**Exercise directions**
Across the entries that follow, tally every line holding the word "upload" and reply with the count alone.

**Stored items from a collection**
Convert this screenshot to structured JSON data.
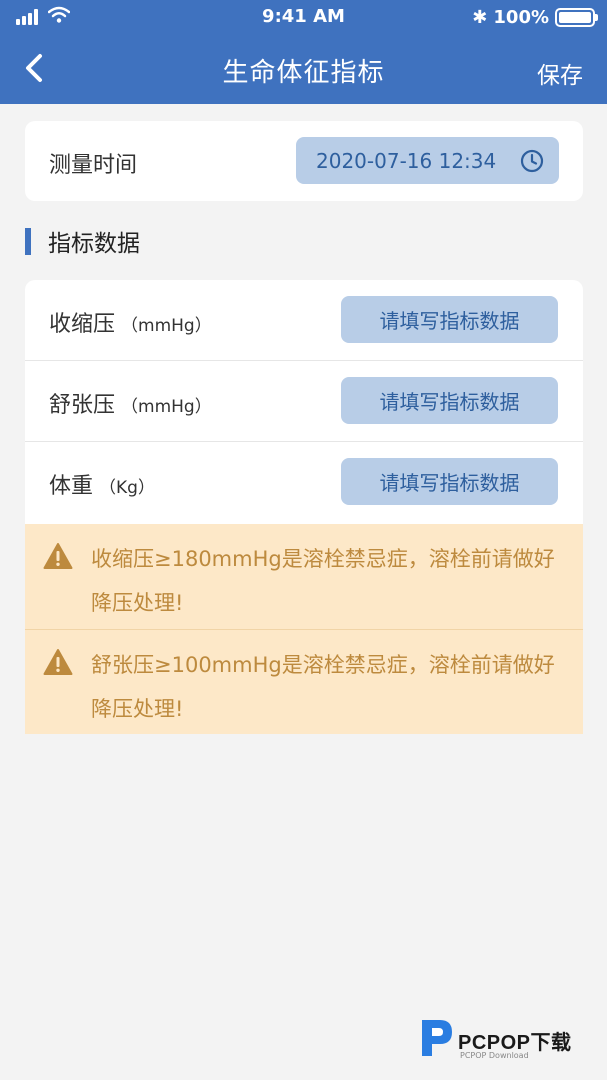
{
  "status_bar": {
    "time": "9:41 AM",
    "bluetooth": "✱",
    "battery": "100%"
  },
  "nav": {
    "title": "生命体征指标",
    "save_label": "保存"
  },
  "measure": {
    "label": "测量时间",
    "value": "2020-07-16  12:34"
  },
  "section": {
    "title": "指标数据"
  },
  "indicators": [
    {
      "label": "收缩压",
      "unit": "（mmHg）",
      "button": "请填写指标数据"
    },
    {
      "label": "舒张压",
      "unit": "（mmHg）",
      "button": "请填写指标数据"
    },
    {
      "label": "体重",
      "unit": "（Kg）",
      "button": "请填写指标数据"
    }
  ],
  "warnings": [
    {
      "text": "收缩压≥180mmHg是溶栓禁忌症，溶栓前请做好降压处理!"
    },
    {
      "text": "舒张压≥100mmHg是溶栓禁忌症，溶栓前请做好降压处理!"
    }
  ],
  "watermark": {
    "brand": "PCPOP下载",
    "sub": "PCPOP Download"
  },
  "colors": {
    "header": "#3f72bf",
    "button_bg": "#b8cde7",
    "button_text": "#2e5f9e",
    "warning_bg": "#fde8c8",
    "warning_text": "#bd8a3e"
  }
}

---

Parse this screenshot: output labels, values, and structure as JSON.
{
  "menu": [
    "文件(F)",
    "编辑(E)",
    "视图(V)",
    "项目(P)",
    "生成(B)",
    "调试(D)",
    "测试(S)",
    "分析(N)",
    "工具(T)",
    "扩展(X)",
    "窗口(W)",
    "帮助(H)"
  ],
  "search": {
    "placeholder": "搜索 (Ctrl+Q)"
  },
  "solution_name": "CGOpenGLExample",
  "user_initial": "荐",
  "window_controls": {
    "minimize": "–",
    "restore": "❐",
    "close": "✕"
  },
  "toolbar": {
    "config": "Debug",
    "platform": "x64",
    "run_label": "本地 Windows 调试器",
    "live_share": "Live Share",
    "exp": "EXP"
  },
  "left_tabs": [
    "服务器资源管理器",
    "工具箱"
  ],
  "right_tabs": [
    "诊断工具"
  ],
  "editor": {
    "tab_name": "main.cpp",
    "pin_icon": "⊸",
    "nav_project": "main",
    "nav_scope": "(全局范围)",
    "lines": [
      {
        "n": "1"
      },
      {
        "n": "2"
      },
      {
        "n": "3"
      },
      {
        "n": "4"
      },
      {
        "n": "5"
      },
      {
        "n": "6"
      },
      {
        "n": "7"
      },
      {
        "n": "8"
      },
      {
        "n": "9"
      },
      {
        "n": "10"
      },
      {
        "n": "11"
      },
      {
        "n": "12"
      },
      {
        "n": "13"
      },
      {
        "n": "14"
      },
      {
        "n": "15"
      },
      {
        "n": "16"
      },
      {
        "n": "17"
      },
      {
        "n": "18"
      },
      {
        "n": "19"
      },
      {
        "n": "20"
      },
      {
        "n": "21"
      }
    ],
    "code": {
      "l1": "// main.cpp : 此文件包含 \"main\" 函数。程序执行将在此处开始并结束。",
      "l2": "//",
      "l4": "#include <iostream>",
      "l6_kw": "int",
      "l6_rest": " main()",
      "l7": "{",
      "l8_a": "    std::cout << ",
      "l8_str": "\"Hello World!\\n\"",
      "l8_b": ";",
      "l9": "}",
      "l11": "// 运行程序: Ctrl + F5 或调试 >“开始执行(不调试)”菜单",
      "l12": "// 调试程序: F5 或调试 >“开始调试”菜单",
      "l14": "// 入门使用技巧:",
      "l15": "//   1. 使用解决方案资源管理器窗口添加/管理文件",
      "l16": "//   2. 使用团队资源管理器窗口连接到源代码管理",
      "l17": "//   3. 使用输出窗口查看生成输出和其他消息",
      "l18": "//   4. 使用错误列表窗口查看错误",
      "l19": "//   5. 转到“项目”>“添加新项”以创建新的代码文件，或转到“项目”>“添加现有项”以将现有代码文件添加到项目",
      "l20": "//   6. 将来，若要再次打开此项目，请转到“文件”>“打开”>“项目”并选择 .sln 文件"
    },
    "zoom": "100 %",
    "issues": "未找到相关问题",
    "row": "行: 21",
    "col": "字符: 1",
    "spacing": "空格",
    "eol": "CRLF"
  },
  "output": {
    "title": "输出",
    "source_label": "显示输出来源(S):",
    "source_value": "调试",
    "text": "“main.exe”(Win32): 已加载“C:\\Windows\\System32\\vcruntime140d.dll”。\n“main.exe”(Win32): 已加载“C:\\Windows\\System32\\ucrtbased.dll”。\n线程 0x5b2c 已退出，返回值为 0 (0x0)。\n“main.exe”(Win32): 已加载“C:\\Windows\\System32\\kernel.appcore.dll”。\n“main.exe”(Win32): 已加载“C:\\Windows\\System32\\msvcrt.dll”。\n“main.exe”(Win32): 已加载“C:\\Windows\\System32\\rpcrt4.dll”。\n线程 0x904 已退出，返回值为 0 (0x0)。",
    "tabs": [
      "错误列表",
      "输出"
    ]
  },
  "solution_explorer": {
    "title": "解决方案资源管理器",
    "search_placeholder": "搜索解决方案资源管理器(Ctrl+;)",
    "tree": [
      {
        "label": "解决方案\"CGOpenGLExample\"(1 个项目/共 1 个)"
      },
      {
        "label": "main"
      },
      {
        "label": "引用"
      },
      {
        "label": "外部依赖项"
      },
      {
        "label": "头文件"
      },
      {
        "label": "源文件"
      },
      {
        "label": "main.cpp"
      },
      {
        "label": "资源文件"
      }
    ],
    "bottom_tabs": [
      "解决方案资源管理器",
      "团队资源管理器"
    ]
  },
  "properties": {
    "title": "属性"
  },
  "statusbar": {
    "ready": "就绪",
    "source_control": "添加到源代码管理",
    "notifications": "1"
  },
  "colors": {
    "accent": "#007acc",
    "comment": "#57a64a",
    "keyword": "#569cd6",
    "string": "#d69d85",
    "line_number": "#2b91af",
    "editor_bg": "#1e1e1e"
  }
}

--

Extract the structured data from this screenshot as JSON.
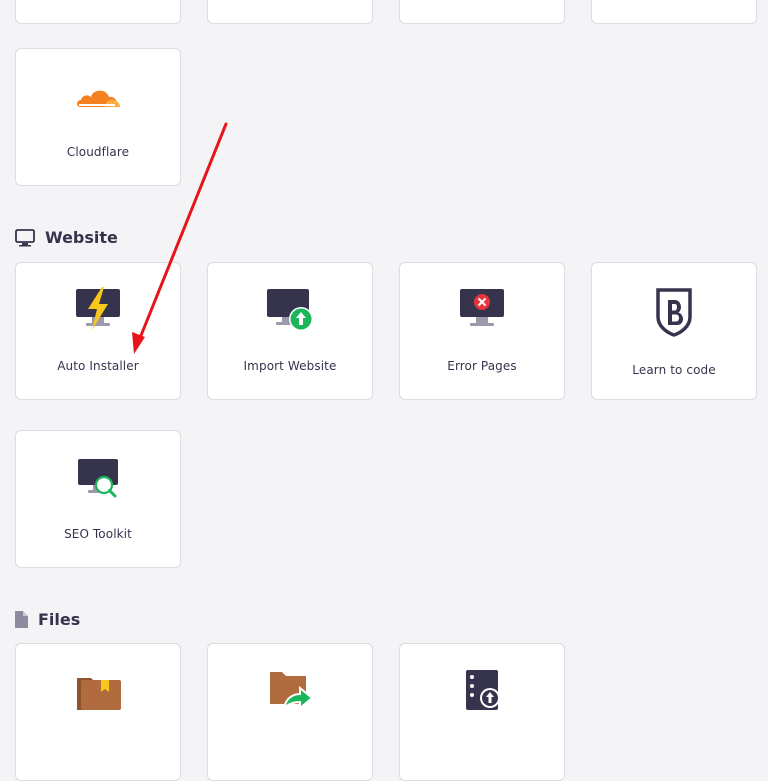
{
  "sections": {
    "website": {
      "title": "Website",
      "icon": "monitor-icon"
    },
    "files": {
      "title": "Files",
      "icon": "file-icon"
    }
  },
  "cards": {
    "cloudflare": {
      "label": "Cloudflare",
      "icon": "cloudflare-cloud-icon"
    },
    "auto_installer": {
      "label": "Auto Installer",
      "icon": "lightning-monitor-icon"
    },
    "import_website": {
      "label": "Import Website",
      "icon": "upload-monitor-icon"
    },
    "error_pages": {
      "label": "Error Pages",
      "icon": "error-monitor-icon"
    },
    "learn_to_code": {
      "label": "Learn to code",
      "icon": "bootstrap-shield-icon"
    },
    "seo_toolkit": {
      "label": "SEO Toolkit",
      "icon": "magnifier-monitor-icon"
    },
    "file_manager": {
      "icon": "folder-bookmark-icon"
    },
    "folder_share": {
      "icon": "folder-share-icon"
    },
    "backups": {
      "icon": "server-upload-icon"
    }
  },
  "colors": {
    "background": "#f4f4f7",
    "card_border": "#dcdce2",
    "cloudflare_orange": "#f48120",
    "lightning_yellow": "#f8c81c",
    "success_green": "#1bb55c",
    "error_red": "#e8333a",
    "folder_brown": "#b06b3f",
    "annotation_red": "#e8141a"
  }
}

**Written solution**
2